And that's what this was always about for Lochte. It was about Michael as much as it was about him. It was about rivalry and revving narratives to prop up a sport that doesn't really need it, no matter what executives at television stations believe. (There are no perpetuated or nationally acknowledged rivalries in gynmnastics and the ratings remain mesospheric.) It was about creating the storyline and becoming a better swimmer than The Greatest Swimmer Ever.
To hedge on that big bet, though, Lochte often made comments that swimming doesn't define who he is. In a grand scheme as a human, that's probably true, but as far as who he is now and what he's dedicated his life to, it's not. Leading up to these Games, you couldn't look 10 minutes on the Internet without seeing a feature on Lochte's four-year traipse to new-found waters and obliterated records just waiting for him to kill them off with his bare hands, bare feet and brazen good looks. The tire-push and keg-throwing workout routines routinely made it into every report on Who Ryan Lochte's Become.

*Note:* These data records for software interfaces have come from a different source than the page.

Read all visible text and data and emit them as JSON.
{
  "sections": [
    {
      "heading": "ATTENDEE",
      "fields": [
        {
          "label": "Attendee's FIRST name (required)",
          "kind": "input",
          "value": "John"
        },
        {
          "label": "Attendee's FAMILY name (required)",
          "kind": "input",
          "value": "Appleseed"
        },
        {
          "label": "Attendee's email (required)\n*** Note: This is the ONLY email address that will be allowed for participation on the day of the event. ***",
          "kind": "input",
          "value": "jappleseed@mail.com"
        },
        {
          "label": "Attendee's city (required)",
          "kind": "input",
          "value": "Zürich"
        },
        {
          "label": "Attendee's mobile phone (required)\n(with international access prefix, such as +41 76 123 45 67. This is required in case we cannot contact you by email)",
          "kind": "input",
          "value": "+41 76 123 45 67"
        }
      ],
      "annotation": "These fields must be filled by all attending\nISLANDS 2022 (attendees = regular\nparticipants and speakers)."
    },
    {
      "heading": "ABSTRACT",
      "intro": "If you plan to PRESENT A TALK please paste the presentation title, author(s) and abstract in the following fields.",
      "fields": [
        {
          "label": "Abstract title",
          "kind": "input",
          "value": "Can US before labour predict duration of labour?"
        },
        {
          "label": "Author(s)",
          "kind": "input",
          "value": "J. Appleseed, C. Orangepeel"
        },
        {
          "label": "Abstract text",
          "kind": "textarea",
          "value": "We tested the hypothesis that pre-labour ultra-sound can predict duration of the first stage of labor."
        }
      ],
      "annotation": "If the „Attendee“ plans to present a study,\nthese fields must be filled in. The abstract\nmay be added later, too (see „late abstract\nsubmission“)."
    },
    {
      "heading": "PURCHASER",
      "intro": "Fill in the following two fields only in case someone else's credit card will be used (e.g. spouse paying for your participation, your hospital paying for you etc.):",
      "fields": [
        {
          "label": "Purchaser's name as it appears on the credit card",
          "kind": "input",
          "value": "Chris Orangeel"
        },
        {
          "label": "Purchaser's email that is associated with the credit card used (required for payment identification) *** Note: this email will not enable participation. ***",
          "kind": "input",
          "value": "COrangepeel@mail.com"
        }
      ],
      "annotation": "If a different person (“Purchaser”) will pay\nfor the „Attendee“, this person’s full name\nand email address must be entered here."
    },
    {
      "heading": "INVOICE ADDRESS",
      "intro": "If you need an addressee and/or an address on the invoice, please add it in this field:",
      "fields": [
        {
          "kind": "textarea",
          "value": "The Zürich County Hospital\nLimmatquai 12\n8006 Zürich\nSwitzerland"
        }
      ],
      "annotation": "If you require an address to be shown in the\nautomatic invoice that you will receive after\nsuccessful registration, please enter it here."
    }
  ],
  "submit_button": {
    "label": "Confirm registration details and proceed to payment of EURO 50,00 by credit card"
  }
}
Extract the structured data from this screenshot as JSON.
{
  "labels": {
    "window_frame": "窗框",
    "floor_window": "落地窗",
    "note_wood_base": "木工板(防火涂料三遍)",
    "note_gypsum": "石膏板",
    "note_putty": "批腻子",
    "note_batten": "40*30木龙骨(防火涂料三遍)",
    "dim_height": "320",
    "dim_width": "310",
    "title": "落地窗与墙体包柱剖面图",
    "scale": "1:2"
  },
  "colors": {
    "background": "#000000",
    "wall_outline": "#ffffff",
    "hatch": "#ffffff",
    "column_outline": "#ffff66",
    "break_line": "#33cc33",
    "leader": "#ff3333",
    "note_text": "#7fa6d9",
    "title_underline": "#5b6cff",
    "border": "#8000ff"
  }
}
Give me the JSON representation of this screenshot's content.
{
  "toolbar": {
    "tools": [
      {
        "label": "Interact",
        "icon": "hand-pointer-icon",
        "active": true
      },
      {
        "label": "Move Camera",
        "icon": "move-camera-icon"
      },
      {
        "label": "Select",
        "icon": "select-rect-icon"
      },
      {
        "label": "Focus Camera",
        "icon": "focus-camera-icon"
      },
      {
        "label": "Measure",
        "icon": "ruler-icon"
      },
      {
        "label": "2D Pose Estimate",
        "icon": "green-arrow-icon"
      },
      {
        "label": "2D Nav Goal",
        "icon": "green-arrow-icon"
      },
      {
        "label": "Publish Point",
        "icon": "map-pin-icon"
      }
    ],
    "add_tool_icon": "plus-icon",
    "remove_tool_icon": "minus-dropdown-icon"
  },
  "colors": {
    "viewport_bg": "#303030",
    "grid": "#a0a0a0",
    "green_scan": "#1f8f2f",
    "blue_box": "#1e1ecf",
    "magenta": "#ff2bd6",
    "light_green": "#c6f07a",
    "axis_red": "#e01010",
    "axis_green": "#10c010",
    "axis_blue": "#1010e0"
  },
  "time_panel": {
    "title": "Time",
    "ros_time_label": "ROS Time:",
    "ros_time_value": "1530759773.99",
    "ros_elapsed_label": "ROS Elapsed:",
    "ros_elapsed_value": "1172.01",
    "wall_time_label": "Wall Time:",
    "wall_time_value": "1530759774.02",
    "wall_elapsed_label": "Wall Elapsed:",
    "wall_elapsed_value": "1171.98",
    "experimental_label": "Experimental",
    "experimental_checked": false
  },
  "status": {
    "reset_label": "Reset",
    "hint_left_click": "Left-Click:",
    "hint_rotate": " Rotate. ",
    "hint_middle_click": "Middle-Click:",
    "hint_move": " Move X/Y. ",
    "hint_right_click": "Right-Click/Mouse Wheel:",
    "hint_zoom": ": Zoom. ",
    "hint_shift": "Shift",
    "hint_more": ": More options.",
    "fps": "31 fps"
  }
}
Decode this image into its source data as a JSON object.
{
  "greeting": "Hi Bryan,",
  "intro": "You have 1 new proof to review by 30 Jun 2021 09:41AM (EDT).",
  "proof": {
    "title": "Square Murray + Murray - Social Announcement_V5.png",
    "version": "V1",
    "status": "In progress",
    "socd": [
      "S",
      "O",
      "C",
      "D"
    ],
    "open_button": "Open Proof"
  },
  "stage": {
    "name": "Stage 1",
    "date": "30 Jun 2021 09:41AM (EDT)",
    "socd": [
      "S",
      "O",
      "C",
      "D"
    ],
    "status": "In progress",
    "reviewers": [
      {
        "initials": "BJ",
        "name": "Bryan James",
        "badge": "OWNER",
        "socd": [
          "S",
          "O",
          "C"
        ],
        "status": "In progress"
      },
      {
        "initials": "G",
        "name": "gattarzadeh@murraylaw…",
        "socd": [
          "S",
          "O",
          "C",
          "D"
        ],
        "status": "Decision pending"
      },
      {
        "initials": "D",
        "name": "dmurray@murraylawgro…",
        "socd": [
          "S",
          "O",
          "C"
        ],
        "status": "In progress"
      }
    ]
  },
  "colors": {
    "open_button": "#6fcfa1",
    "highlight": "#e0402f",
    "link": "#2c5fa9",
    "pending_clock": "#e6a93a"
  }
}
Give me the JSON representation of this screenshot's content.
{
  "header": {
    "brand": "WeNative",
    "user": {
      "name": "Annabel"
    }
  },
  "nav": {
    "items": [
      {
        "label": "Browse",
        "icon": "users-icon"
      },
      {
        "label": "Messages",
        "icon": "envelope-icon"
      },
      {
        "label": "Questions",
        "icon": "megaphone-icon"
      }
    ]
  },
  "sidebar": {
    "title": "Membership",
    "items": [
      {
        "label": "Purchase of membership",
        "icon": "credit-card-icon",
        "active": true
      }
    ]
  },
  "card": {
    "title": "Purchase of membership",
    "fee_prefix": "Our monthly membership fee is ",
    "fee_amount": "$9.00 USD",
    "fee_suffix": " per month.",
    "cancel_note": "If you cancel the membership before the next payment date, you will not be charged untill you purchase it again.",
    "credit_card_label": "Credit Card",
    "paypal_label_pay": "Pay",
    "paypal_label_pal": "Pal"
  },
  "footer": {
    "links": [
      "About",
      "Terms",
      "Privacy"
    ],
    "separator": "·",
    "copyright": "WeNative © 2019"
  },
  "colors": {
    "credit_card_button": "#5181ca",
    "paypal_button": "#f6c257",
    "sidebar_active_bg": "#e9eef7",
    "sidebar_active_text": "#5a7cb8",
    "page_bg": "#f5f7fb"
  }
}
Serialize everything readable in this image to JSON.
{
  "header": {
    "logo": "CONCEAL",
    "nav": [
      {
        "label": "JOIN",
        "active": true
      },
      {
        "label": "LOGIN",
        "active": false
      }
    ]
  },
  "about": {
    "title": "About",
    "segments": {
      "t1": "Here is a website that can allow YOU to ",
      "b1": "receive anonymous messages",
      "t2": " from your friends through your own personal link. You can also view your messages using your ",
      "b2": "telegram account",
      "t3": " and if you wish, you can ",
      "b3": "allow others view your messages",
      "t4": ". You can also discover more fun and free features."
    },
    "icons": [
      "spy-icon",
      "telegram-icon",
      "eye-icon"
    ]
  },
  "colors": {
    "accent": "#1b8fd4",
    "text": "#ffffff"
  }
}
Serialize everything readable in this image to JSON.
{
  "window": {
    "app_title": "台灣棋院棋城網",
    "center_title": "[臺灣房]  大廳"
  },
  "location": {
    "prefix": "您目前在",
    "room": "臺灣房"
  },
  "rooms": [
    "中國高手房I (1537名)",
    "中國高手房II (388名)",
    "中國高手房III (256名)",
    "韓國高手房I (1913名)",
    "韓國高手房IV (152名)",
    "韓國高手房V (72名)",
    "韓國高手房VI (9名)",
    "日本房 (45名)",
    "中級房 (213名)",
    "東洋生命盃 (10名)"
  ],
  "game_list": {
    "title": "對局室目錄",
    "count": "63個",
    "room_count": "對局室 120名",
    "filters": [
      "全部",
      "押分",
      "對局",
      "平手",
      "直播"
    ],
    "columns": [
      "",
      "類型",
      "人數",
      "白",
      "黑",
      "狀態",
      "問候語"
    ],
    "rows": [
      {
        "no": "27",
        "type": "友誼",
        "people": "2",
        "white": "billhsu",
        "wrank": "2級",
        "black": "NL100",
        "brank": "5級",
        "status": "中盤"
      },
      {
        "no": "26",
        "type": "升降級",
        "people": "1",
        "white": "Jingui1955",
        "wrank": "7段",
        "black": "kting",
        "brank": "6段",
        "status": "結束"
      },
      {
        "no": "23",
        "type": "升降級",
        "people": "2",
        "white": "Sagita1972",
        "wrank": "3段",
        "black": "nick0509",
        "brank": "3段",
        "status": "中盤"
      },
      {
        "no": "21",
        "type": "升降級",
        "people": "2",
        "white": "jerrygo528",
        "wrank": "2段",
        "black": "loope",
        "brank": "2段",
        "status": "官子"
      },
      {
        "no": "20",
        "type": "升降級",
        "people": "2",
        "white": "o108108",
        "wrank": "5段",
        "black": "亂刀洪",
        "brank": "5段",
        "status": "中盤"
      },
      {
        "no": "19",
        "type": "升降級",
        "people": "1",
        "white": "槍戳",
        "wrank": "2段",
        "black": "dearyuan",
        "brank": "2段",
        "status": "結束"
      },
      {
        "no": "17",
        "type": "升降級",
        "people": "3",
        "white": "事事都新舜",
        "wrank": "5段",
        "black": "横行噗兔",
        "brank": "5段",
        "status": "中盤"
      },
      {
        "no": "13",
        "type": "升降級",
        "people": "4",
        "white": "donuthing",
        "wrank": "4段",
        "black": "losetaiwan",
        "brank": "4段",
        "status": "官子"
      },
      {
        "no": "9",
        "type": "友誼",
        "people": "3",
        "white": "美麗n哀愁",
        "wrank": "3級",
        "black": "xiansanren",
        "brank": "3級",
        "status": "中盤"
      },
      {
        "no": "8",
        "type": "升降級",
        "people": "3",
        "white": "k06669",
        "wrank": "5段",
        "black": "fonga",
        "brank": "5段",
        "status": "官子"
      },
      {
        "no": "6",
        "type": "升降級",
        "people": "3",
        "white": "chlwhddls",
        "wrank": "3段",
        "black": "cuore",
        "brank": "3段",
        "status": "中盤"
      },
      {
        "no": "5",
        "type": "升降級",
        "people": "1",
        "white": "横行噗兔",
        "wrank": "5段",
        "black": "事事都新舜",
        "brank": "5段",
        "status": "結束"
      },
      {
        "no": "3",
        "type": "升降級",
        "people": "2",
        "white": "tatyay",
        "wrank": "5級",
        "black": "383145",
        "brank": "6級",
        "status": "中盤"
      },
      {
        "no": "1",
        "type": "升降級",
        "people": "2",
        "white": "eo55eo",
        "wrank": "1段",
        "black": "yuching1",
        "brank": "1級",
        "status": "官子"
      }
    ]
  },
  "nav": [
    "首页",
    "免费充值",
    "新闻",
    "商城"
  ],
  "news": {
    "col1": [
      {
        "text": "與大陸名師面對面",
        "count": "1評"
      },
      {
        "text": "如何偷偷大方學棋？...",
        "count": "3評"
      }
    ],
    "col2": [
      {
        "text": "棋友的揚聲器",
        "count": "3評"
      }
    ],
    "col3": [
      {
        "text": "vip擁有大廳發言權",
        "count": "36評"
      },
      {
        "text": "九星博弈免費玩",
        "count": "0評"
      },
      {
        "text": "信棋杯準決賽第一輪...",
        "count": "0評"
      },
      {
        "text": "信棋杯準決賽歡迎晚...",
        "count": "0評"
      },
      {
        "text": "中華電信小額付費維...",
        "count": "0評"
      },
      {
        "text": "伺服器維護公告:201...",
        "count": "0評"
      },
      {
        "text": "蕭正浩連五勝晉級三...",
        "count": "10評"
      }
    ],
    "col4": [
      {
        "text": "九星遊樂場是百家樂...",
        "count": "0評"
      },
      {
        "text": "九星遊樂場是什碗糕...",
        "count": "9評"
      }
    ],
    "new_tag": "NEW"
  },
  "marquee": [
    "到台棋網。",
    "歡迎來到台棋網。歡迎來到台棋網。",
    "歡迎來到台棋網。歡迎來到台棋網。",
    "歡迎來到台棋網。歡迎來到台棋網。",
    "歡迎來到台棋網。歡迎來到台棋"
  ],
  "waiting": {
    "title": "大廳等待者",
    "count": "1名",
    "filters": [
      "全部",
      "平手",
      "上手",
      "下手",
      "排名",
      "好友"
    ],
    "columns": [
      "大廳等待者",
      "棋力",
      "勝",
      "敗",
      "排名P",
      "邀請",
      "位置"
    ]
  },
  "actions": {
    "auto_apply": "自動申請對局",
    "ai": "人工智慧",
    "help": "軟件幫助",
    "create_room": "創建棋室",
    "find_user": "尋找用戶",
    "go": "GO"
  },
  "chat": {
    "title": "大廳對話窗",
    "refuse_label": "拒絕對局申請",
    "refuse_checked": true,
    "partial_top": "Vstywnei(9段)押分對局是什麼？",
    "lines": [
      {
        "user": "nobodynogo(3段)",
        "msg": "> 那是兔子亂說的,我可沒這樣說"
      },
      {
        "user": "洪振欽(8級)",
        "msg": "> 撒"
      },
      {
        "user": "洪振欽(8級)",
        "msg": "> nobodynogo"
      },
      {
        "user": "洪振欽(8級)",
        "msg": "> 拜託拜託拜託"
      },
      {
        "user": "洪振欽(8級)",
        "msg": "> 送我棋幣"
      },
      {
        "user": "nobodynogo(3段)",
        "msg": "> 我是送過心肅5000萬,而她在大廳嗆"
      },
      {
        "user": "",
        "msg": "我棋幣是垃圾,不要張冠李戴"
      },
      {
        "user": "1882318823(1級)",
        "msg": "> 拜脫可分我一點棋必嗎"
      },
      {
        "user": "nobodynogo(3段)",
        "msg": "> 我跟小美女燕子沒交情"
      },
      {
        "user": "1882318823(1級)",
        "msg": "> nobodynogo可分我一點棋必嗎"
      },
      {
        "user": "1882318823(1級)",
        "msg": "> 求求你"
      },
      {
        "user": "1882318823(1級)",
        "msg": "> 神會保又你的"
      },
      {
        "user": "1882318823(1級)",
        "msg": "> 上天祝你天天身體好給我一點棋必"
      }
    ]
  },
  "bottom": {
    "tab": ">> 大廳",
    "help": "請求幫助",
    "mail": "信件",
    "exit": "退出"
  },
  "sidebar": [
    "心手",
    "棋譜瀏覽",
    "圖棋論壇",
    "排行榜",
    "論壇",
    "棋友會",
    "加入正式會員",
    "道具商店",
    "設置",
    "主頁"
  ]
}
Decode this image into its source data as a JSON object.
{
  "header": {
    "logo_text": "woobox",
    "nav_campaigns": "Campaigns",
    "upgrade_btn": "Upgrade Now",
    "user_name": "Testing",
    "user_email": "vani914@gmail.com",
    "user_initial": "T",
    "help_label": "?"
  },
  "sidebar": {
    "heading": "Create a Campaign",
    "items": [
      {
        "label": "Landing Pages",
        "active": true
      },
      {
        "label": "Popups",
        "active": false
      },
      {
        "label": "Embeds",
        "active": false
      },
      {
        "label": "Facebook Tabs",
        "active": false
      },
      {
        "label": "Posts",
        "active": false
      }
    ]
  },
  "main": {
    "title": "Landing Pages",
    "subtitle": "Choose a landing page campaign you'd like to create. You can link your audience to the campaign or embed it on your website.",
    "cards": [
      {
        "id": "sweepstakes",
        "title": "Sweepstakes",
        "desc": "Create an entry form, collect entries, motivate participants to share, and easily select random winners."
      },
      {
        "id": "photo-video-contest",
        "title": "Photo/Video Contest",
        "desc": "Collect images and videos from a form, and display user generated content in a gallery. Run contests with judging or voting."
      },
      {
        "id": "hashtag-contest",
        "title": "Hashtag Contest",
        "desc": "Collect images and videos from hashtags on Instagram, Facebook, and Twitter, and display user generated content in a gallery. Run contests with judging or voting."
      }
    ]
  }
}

All the laps swum in London tugged at Lochte's new mask, however. It's easy to forget -- in part because that's baked into the re-branding of who he is, who he had to morph into -- that Lochte's been around for eight years now. But this Ryan Lochte is not that Ryan Lochte. In case you weren't aware, the plan is still for him to compete yet again at Rio in four years, when he'll get the grand send-off Phelps is receiving in London.
The stories, the glossy recounts of grit and gumption, they were true. Let's not forget, Lochte has been great. He set world records and won medal after medal in world-championship meets. He was not a glass or a false icon. Still, it it was all build up. World-championship accomplishments mean practically nothing compared to Olympic performance, and while the momentum heading into the Olympics can make it feel like the golds have already been inventoried, the pesky matter of actually coming through is only what makes athletes into legends.
So, for you, did he succeed? Did he win enough? Is he still not a legend? We know this: He's not Michael Phelps, not as good or better than him, and never could be. The problem with Lochte is that he was chasing a manfish watergod from the start, a species not his own. An aberration of the competition. Going at that speed blurred him from the reality of expectation.
If the story was ever or always really about Ryan Lochte, five medals and two golds would feel like validation instead of incompletion.